Insert a garden fork straight down into the soil 6 to 8 inches away from the bird of paradise clump. Rock the garden fork back and forth 3 to 4 times to loosen the roots of the clump. Continue loosening the roots in this manner in a circle around the plant, then carefully lift the clump from the ground.
Remove any areas with soft or brown roots, as well as areas with dead leaves. Transplant the bird of paradise to the prepared location immediately, or place the plant in a cool, shady place and keep the roots damp until you're ready to transplant it.
Dig a hole in the prepared spot. The hole should be only deep enough to accommodate the plant's roots, but two to three times as wide. If you're transplanting more than once plant, allow 6 feet between each plant.
Place the bird of paradise plant in the hole, and backfill the hole with the reserved soil. Be sure the top of the soil is slightly above the soil level. Tamp the soil lightly around the roots.
Use a shovel to create a shallow trench around the bird of paradise plant so that water can slowly drain to the roots. Water the bird of paradise deeply after planting, and keep the soil well-watered throughout the growing season.

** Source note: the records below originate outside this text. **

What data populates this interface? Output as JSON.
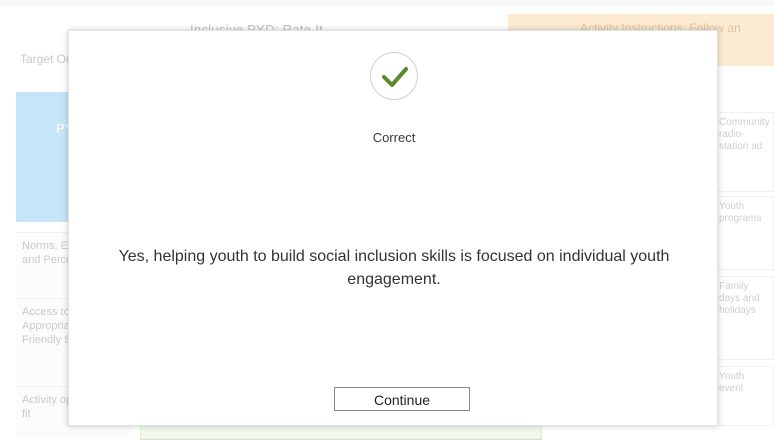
{
  "background": {
    "header_title": "Inclusive PYD: Rate It",
    "left_target": "Target Outcomes",
    "left_blue_box": "PYD Tools",
    "left_items": [
      "Norms, Expectations and Perceptions",
      "Access to Age-Appropriate, Youth Friendly Services",
      "Activity options do not fit"
    ],
    "right_header": "Activity Instructions: Follow an Analytic",
    "right_cards": [
      "Community radio-station ad",
      "Youth programs",
      "Family days and holidays",
      "Youth event"
    ]
  },
  "modal": {
    "status_icon": "checkmark-icon",
    "status_color": "#5a8a2a",
    "status_label": "Correct",
    "feedback": "Yes, helping youth to build social inclusion skills is focused on individual youth engagement.",
    "continue_label": "Continue"
  }
}
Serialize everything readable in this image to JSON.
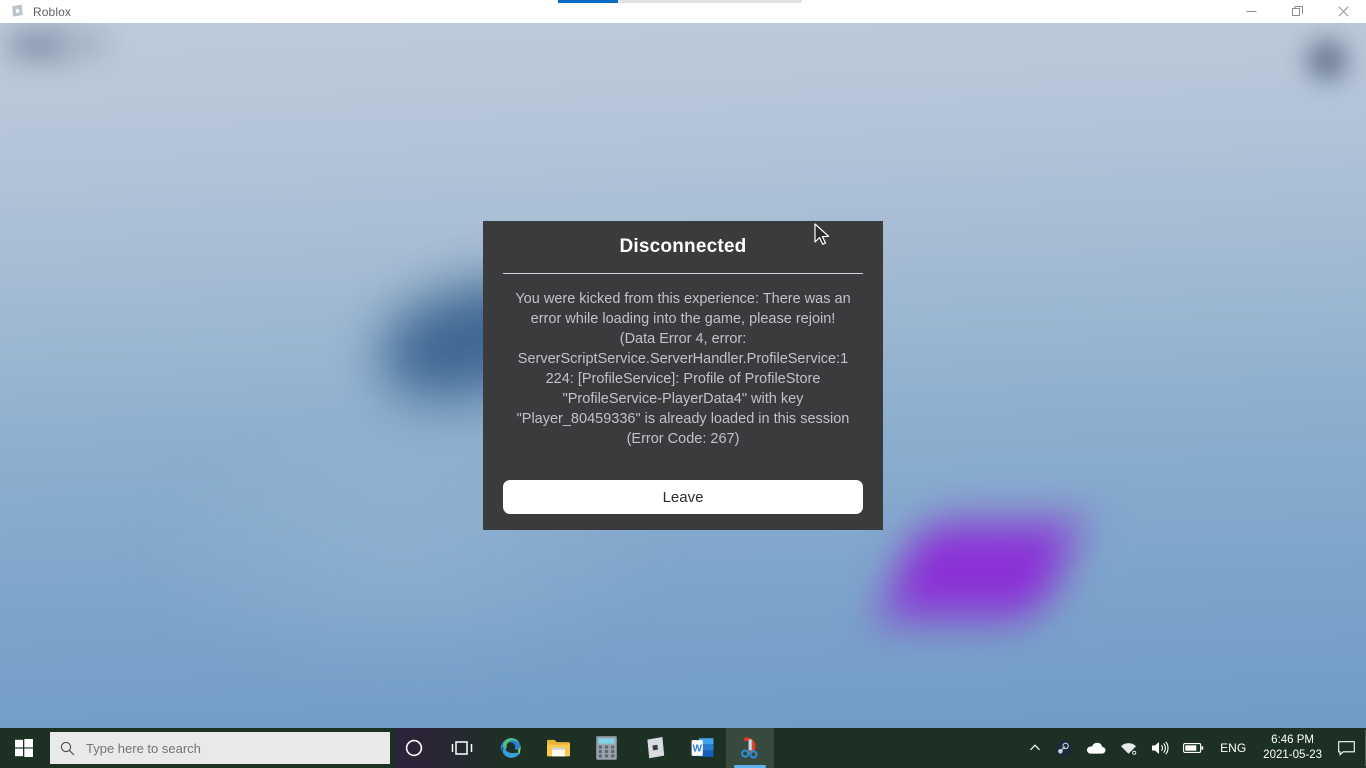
{
  "window": {
    "title": "Roblox",
    "app_icon": "roblox-icon",
    "controls": {
      "minimize": "minimize-icon",
      "restore": "restore-icon",
      "close": "close-icon"
    },
    "progress_percent": 25
  },
  "dialog": {
    "title": "Disconnected",
    "message": "You were kicked from this experience: There was an error while loading into the game, please rejoin!\n(Data Error 4, error:\nServerScriptService.ServerHandler.ProfileService:1\n224: [ProfileService]: Profile of ProfileStore\n\"ProfileService-PlayerData4\" with key\n\"Player_80459336\" is already loaded in this session\n(Error Code: 267)",
    "error_code": "267",
    "button_label": "Leave",
    "background_color": "#3b3b3d",
    "text_color": "#bfc2c6",
    "button_color": "#ffffff"
  },
  "taskbar": {
    "start_label": "start-button",
    "search": {
      "placeholder": "Type here to search",
      "value": "",
      "icon": "search-icon"
    },
    "items": [
      {
        "name": "cortana",
        "icon": "cortana-circle-icon",
        "label": "Cortana",
        "active": false,
        "running": false
      },
      {
        "name": "task-view",
        "icon": "task-view-icon",
        "label": "Task View",
        "active": false,
        "running": false
      },
      {
        "name": "edge",
        "icon": "edge-icon",
        "label": "Microsoft Edge",
        "active": false,
        "running": true
      },
      {
        "name": "file-explorer",
        "icon": "folder-icon",
        "label": "File Explorer",
        "active": false,
        "running": false
      },
      {
        "name": "calculator",
        "icon": "calculator-icon",
        "label": "Calculator",
        "active": false,
        "running": false
      },
      {
        "name": "roblox",
        "icon": "roblox-icon",
        "label": "Roblox",
        "active": false,
        "running": true
      },
      {
        "name": "word",
        "icon": "word-icon",
        "label": "Microsoft Word",
        "active": false,
        "running": true
      },
      {
        "name": "snipping-tool",
        "icon": "scissors-icon",
        "label": "Snipping Tool",
        "active": true,
        "running": true
      }
    ],
    "tray": {
      "overflow": "chevron-up-icon",
      "icons": [
        {
          "name": "steam",
          "icon": "steam-icon"
        },
        {
          "name": "onedrive",
          "icon": "cloud-icon"
        },
        {
          "name": "network",
          "icon": "wifi-icon"
        },
        {
          "name": "volume",
          "icon": "speaker-icon"
        },
        {
          "name": "battery",
          "icon": "battery-icon"
        }
      ],
      "language": "ENG",
      "time": "6:46 PM",
      "date": "2021-05-23",
      "action_center": "notification-icon"
    }
  },
  "colors": {
    "taskbar": "#1d3024",
    "accent": "#5eb3f0",
    "dialog_bg": "#3b3b3d",
    "sky_top": "#bccbdb",
    "sky_bottom": "#6f9cc6"
  }
}
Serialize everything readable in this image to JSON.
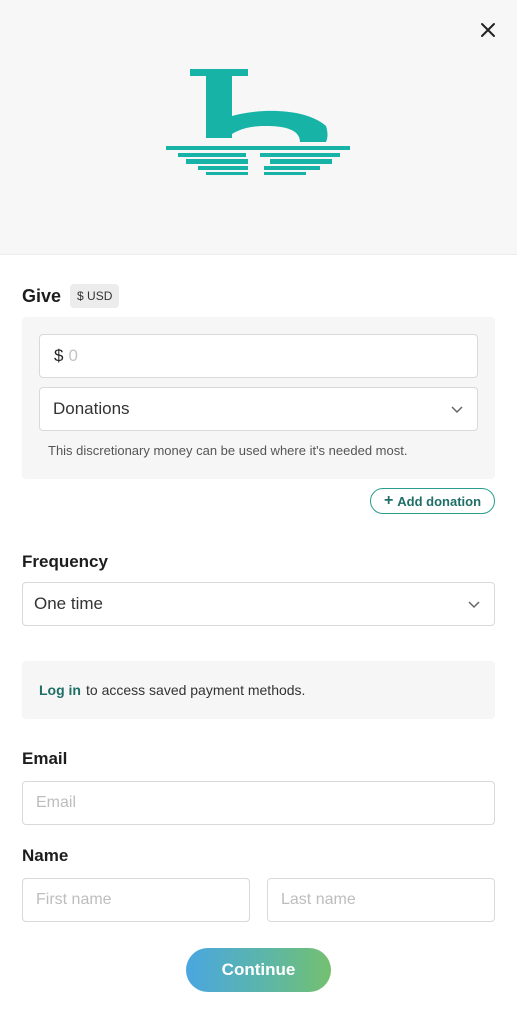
{
  "header": {
    "close_icon": "close-icon",
    "logo_icon": "church-logo",
    "brand_color": "#17b3a6"
  },
  "give": {
    "title": "Give",
    "currency_badge": "$ USD",
    "amount_symbol": "$",
    "amount_placeholder": "0",
    "fund_selected": "Donations",
    "fund_description": "This discretionary money can be used where it's needed most.",
    "add_donation_label": "Add donation"
  },
  "frequency": {
    "label": "Frequency",
    "selected": "One time"
  },
  "login_notice": {
    "link_text": "Log in",
    "text": "to access saved payment methods."
  },
  "email": {
    "label": "Email",
    "placeholder": "Email"
  },
  "name": {
    "label": "Name",
    "first_placeholder": "First name",
    "last_placeholder": "Last name"
  },
  "continue_label": "Continue"
}
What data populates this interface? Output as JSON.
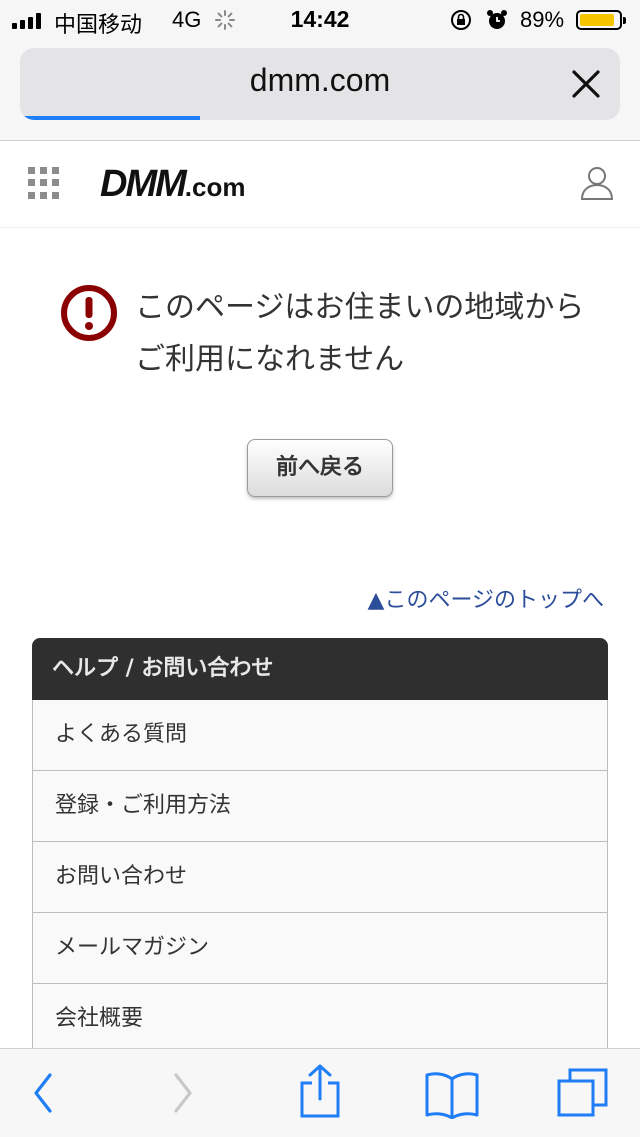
{
  "status_bar": {
    "carrier": "中国移动",
    "network": "4G",
    "time": "14:42",
    "battery": "89%",
    "battery_level": 0.89
  },
  "url_bar": {
    "url": "dmm.com",
    "load_progress": 0.3
  },
  "site": {
    "logo_main": "DMM",
    "logo_suffix": ".com"
  },
  "error": {
    "message": "このページはお住まいの地域からご利用になれません"
  },
  "back_button": "前へ戻る",
  "page_top_link": "このページのトップへ",
  "help": {
    "title": "ヘルプ / お問い合わせ",
    "items": [
      "よくある質問",
      "登録・ご利用方法",
      "お問い合わせ",
      "メールマガジン",
      "会社概要"
    ]
  },
  "colors": {
    "accent": "#1f7ef5",
    "link": "#2b4d9a",
    "error": "#8b0000",
    "panel_header": "#2f2f2f"
  }
}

Add 2 to 3 inches of mulch such as chopped leaves or shredded bark around the base of the bird of paradise, but leave 3 to 4 inches uncovered immediately around the circumference of the plant. Although mulch will retain moisture and deter weeds, if allowed to pile up against the plant, it can collect heat and moisture that can attract pests and disease.